This punishment is not limited to Judah/Israel. The next few verses identify either symbolically or as identified who will suffer the same curses as will Israel. This is Zephaniah’s way of identifying the world as we know it today [see our closing comment per chapter 2]. This description and prophecy of desolation is two-fold. Desolation was historically accomplished by Assyrians, Babylonians (Chaldean’s), Greeks, and the Romans. Secondly, it is a sign of end time making this portion of Zephaniah a two-fold prophecy. Add to this history already completed “in the Day of the Lord” one has now identified to whom Zephaniah is speaking. First to the Jew, then to the Gentile (Romans 1:16).
Skip to Zephaniah 2:9. [Verses 4 through 8 are self-evident]. Although symbolic in name, these verses are as stated…God’s judgement. Verse 9 can be a study challenge. Per time and the calendar, Zephaniah is now speaking of a time long after the Children of Jacob (Israel) possessed the Promised Land. The Tribes of Gad, Manasseh, and Reuben had once possessed the lands of Ammon and Moab east of the Jordan River (but they failed to rid the lands of all these descendants of Lot). They eventually left it to the Assyrians. Zephaniah 2:9 is a prophecy well beyond his own current era. According to verse 9 God’s chosen will once again possess these lands. How can they once again possess what they already possessed? This passage simply means it is a future that has not yet materialized. This is End Time geography.
To better grasp this event, we need to break down the Hebrew of two words in this verse: residual of my people and the remnant of my people. The residual, she’êrı̂yth, and the remnant, yeh’-ther may seem to be two words of the same meaning but not so in Hebrew. She’êrı̂yth means those who had escaped or survived. Escaped or survived what? Yeh’-ther means the excess of the remainder. These Israelis shall possess, in the future, the lands of Ammon and Moab. Today this is still south-west Jordan.

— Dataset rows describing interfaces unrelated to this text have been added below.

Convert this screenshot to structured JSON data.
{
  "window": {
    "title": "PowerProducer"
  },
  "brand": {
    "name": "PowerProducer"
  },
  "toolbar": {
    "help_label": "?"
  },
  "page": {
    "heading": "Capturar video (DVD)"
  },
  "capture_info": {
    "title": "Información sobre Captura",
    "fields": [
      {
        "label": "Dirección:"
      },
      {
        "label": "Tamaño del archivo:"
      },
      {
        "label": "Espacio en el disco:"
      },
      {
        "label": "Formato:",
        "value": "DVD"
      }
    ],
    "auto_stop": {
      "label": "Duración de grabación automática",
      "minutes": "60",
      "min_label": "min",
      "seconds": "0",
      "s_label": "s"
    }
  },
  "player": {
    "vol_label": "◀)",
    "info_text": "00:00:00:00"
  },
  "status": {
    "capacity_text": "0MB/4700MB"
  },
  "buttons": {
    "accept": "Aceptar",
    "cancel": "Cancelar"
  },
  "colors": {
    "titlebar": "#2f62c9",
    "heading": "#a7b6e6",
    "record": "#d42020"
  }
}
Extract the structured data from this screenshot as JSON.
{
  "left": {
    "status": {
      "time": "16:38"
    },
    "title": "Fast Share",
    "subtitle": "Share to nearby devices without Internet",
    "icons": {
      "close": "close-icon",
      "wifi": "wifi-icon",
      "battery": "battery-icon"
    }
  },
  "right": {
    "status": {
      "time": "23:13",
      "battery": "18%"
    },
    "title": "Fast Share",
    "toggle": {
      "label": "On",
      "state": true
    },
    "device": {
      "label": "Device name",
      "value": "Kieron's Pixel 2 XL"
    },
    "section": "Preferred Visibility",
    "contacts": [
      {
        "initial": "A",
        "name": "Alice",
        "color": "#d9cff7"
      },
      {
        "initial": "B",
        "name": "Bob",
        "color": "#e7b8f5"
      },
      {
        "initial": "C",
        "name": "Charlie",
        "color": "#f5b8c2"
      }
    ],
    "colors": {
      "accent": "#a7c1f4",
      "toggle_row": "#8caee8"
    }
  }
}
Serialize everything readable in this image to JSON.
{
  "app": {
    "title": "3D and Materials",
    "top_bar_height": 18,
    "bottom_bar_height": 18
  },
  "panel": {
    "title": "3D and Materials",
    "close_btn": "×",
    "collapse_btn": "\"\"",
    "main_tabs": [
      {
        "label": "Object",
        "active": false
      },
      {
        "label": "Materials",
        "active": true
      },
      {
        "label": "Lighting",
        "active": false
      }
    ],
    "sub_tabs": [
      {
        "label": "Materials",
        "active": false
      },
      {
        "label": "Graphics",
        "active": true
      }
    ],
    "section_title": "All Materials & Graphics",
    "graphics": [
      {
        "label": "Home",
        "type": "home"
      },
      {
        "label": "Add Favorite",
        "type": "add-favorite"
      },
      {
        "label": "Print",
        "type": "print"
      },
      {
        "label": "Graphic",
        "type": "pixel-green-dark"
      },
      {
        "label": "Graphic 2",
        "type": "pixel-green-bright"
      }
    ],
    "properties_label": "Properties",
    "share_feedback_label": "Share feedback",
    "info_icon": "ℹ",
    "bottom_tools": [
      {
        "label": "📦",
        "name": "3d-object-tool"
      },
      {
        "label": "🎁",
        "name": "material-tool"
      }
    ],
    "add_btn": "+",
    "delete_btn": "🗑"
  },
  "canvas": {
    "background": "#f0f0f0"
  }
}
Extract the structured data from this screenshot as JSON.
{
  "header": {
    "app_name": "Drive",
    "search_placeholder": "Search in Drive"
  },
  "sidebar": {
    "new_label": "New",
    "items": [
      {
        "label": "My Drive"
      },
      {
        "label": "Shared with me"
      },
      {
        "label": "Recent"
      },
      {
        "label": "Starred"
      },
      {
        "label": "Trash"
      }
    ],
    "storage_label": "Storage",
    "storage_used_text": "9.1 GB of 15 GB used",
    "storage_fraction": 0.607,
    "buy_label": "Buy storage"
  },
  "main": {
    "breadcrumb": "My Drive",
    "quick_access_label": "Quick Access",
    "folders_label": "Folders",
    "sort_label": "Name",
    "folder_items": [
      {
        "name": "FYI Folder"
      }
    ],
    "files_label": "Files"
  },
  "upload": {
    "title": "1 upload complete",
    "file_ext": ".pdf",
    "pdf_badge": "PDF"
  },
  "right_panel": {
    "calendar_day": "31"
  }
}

JIV: Moab and Ammon fall within the boundaries of the New Jerusalem [1400 miles by 1400 miles – 12,000 strada/furlongs; Revelation 21:15-21).
We can be assured this is End Time and the Millennial Reign of God/Jesus by reading Zephaniah 2:11. When has all mankind ever worshiped God from his and her place up to verse 10? It hasn’t! This is a time yet to come. How else can this total man-kind worship be universal unless those who reject God be gone. Up to this time on earth, most mankind has and still does reject God.
Zephaniah 2:12 Why is it that the Ethiopians are directly mentioned but the Egyptians, Libya, and so many other nations are seemingly overlooked? In verse 12 the Assyrians to the north are mentioned. These places represent directions as to the north, south, east, and west. The world will be in judgement. All will see the new Jerusalem and recognize God for who he is. Earlier in this chapter Zephaniah has already identified a sense of direction to the west of Israel when he included the Philistines and those of Gaza.
Zephaniah 2:13 corroborates this idea of geography rather than actual fixed locations. The first line in verse 13 states: I will stretch out my hand (judgement) to the north.
We close this portion of Zephaniah with a quote from Dr. David Guzik:
Zephaniah never mentions why the nations are ripe for judgment. Perhaps he assumes we’ve already read Amos, Isaiah, and Nahum, which do detail the sins of these neighboring nations. HINT: “as in the time of Noah” (Matthew 24:37)
JIV: As we discussed earlier in this chapter, it probably isn’t the nations being judged as much as it is the people who have rejected God and his son Jesus. David Guzik is right-on per Amos, Isaiah, and Nahum. We have already written commentary on Amos and Nahum. They discuss the common sins of this world that is without God.
Rev. Dr. Jstark